While Elon Musk now owns Twitter, his other business seems to have taken a hit. Shares of Tesla (NASDAQ: TSLA) were in the midst of a freefall on Tuesday. It seems investors have been selling off Tesla for one reason or another. While the Twitter buyout might have played a role in this, another explanation for Tesla’s dip is something a bit more tangible.
The Indian government reported that it prefers Tesla to produce cars within the country domestically rather than exporting them to India from its existing China factory. India transport minister Nitin Gadkari said that Tesla could not import cars it makes from China. “Making in China and selling here is not a good proposition,” he said, according to a Reuters report.
The news comes as a bit of a setback, as Tesla’s current plan was to do exactly that, ship cars made from China over to India. Setting up another major factory in India would be a massive expense, and it would be much simpler just to export them over. However, despite Tesla’s long-standing lobbying efforts, the Indian government has held firm to its tariffs.
Just like China, India represents a massive potential market for electric vehicles given its billion-plus population, although as a market, it’s still secondary compared to China’s ravenous EV enthusiasm. Elon Musk has said India’s tariffs are among the highest in the world, partially due to Prime Minister Modi’s mindset of encouraging more Indian-based manufacturing.
In other Tesla news, the Chinese government added that it wouldn’t try to use its leverage over Tesla to influence content and policies on Twitter following its acquisition by Musk. However, that hasn’t stopped some from speculating that the CCP could still influence Musk or pressure him in some way.
Shares of Tesla were down over 12.5% on Tuesday following the news from India. But besides that, it’s also likely that Tesla shareholders are a bit wary of Musk’s willingness to spend so much money so quickly, seemingly on a dime. Tesla stock has already plummeted over 25% since Musk’s interest in Twitter was first announced.
Even if Musk is able to run Twitter in a way that’s profitable and worth paying tens of billions for, running the social media company will cost him the time and attention that he could have been putting towards Tesla, something that likely some shareholders are starting to realize. Time will tell how everything turns out, but despite posting a record quarter, Tesla stock hasn’t seemed to fare that well for it.

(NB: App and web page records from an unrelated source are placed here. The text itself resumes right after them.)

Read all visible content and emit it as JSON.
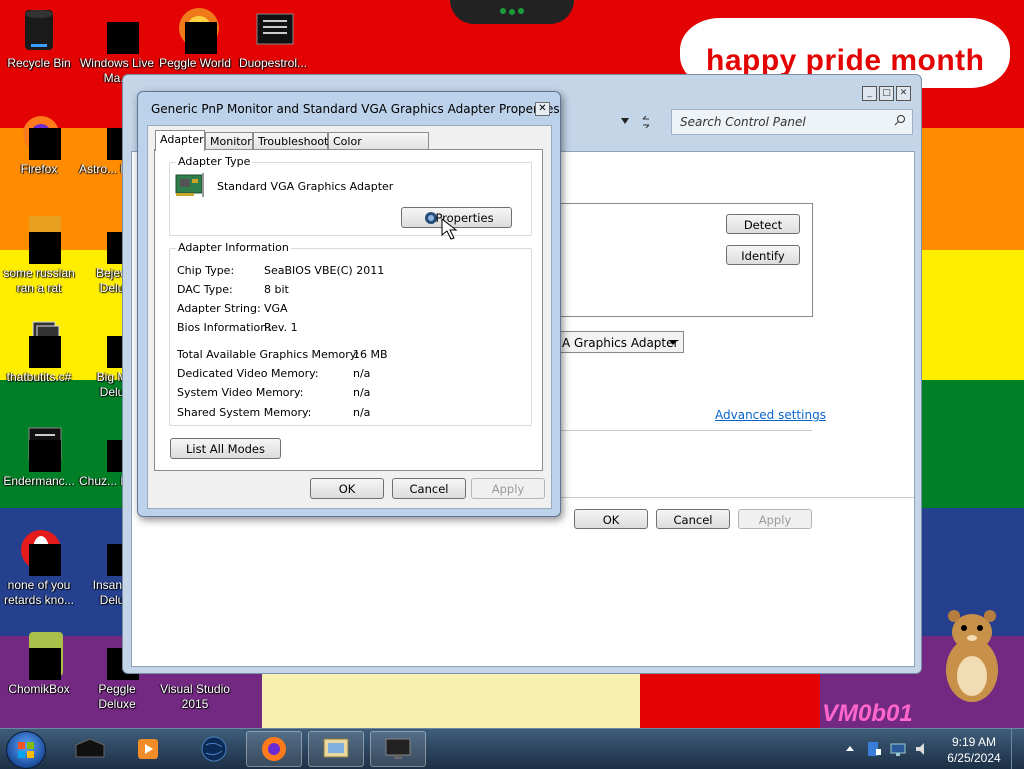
{
  "desktop": {
    "banner_text": "happy pride month",
    "watermark": "VM0b01",
    "icons": [
      {
        "label": "Recycle Bin"
      },
      {
        "label": "Windows Live Ma..."
      },
      {
        "label": "Peggle World"
      },
      {
        "label": "Duopestrol..."
      },
      {
        "label": "Firefox"
      },
      {
        "label": "Astro... Delu..."
      },
      {
        "label": "some russian ran a rat"
      },
      {
        "label": "Bejew... Delu..."
      },
      {
        "label": "thatbutits.c#"
      },
      {
        "label": "Big M... Delu..."
      },
      {
        "label": "Endermanc..."
      },
      {
        "label": "Chuz... Delu..."
      },
      {
        "label": "none of you retards kno..."
      },
      {
        "label": "Insaniq... Delu..."
      },
      {
        "label": "ChomikBox"
      },
      {
        "label": "Peggle Deluxe"
      },
      {
        "label": "Visual Studio 2015"
      }
    ]
  },
  "control_panel": {
    "search_placeholder": "Search Control Panel",
    "detect_label": "Detect",
    "identify_label": "Identify",
    "display_combo": "A Graphics Adapter",
    "advanced_settings": "Advanced settings",
    "ok_label": "OK",
    "cancel_label": "Cancel",
    "apply_label": "Apply"
  },
  "dialog": {
    "title": "Generic PnP Monitor and Standard VGA Graphics Adapter Properties",
    "close_glyph": "✕",
    "tabs": [
      {
        "label": "Adapter",
        "active": true
      },
      {
        "label": "Monitor"
      },
      {
        "label": "Troubleshoot"
      },
      {
        "label": "Color Management"
      }
    ],
    "adapter_type": {
      "legend": "Adapter Type",
      "name": "Standard VGA Graphics Adapter",
      "properties_label": "Properties"
    },
    "adapter_info": {
      "legend": "Adapter Information",
      "rows": [
        {
          "label": "Chip Type:",
          "value": "SeaBIOS VBE(C) 2011"
        },
        {
          "label": "DAC Type:",
          "value": "8 bit"
        },
        {
          "label": "Adapter String:",
          "value": "VGA"
        },
        {
          "label": "Bios Information:",
          "value": "Rev. 1"
        }
      ],
      "memory_rows": [
        {
          "label": "Total Available Graphics Memory:",
          "value": "16 MB"
        },
        {
          "label": "Dedicated Video Memory:",
          "value": "n/a"
        },
        {
          "label": "System Video Memory:",
          "value": "n/a"
        },
        {
          "label": "Shared System Memory:",
          "value": "n/a"
        }
      ]
    },
    "list_all_modes": "List All Modes",
    "ok_label": "OK",
    "cancel_label": "Cancel",
    "apply_label": "Apply"
  },
  "taskbar": {
    "time": "9:19 AM",
    "date": "6/25/2024",
    "items": [
      {
        "icon": "media-center-icon"
      },
      {
        "icon": "media-player-icon"
      },
      {
        "icon": "globe-icon"
      },
      {
        "icon": "firefox-icon"
      },
      {
        "icon": "control-panel-icon"
      },
      {
        "icon": "display-properties-icon"
      }
    ]
  }
}
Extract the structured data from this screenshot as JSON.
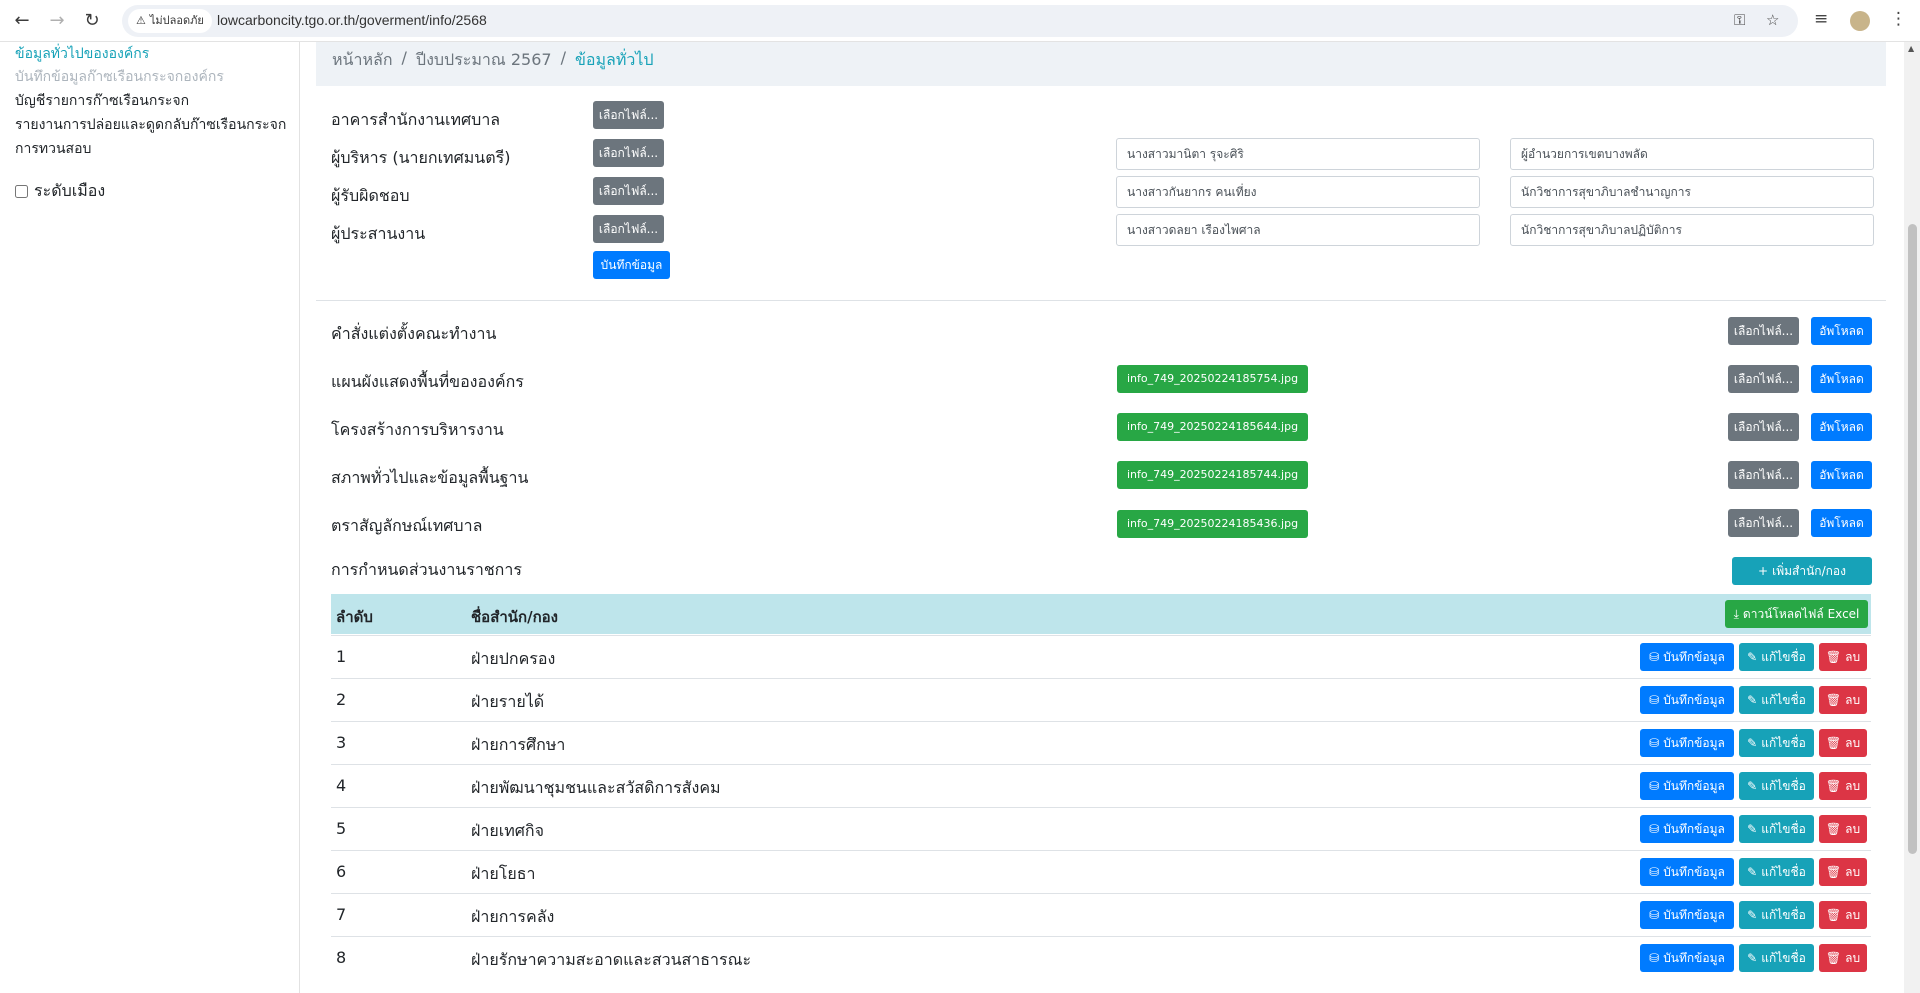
{
  "browser": {
    "security_label": "ไม่ปลอดภัย",
    "url": "lowcarboncity.tgo.or.th/goverment/info/2568"
  },
  "sidebar": {
    "items": [
      {
        "label": "ข้อมูลทั่วไปขององค์กร",
        "state": "active"
      },
      {
        "label": "บันทึกข้อมูลก๊าซเรือนกระจกองค์กร",
        "state": "disabled"
      },
      {
        "label": "บัญชีรายการก๊าซเรือนกระจก",
        "state": "normal"
      },
      {
        "label": "รายงานการปล่อยและดูดกลับก๊าซเรือนกระจก",
        "state": "normal"
      },
      {
        "label": "การทวนสอบ",
        "state": "normal"
      }
    ],
    "checkbox_label": "ระดับเมือง"
  },
  "breadcrumb": {
    "home": "หน้าหลัก",
    "year": "ปีงบประมาณ 2567",
    "current": "ข้อมูลทั่วไป"
  },
  "choose_file_label": "เลือกไฟล์...",
  "upload_label": "อัพโหลด",
  "personnel": [
    {
      "label": "อาคารสำนักงานเทศบาล"
    },
    {
      "label": "ผู้บริหาร (นายกเทศมนตรี)",
      "name": "นางสาวมานิตา รุจะศิริ",
      "position": "ผู้อำนวยการเขตบางพลัด"
    },
    {
      "label": "ผู้รับผิดชอบ",
      "name": "นางสาวกันยากร คนเที่ยง",
      "position": "นักวิชาการสุขาภิบาลชำนาญการ"
    },
    {
      "label": "ผู้ประสานงาน",
      "name": "นางสาวดลยา เรืองไพศาล",
      "position": "นักวิชาการสุขาภิบาลปฏิบัติการ"
    }
  ],
  "save_label": "บันทึกข้อมูล",
  "documents": [
    {
      "label": "คำสั่งแต่งตั้งคณะทำงาน",
      "file": ""
    },
    {
      "label": "แผนผังแสดงพื้นที่ขององค์กร",
      "file": "info_749_20250224185754.jpg"
    },
    {
      "label": "โครงสร้างการบริหารงาน",
      "file": "info_749_20250224185644.jpg"
    },
    {
      "label": "สภาพทั่วไปและข้อมูลพื้นฐาน",
      "file": "info_749_20250224185744.jpg"
    },
    {
      "label": "ตราสัญลักษณ์เทศบาล",
      "file": "info_749_20250224185436.jpg"
    }
  ],
  "departments": {
    "title": "การกำหนดส่วนงานราชการ",
    "add_button": "เพิ่มสำนัก/กอง",
    "col_no": "ลำดับ",
    "col_name": "ชื่อสำนัก/กอง",
    "download_button": "ดาวน์โหลดไฟล์ Excel",
    "action_save": "บันทึกข้อมูล",
    "action_edit": "แก้ไขชื่อ",
    "action_delete": "ลบ",
    "rows": [
      {
        "no": "1",
        "name": "ฝ่ายปกครอง"
      },
      {
        "no": "2",
        "name": "ฝ่ายรายได้"
      },
      {
        "no": "3",
        "name": "ฝ่ายการศึกษา"
      },
      {
        "no": "4",
        "name": "ฝ่ายพัฒนาชุมชนและสวัสดิการสังคม"
      },
      {
        "no": "5",
        "name": "ฝ่ายเทศกิจ"
      },
      {
        "no": "6",
        "name": "ฝ่ายโยธา"
      },
      {
        "no": "7",
        "name": "ฝ่ายการคลัง"
      },
      {
        "no": "8",
        "name": "ฝ่ายรักษาความสะอาดและสวนสาธารณะ"
      }
    ]
  },
  "colors": {
    "primary": "#007bff",
    "info": "#17a2b8",
    "success": "#28a745",
    "danger": "#dc3545",
    "secondary": "#6c757d",
    "table_header": "#bee5eb"
  }
}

Tesla Company Profile
Founded in 2003 and based in Palo Alto, California, Tesla is a vertically integrated sustainable energy company that also aims to transition the world to electric mobility by making electric vehicles. It sells solar panels and solar roofs for energy generation plus batteries for stationary storage for residential and commercial properties including utilities. The Tesla Roadster debuted in 2008, Model S in 2012, Model X in 2015, Model 3 in 2017, and Model Y in 2020. Global deliveries in 2019 were 367,656 units. Tesla went public in 2010 and employs about 50,000 people. – Warrior Trading News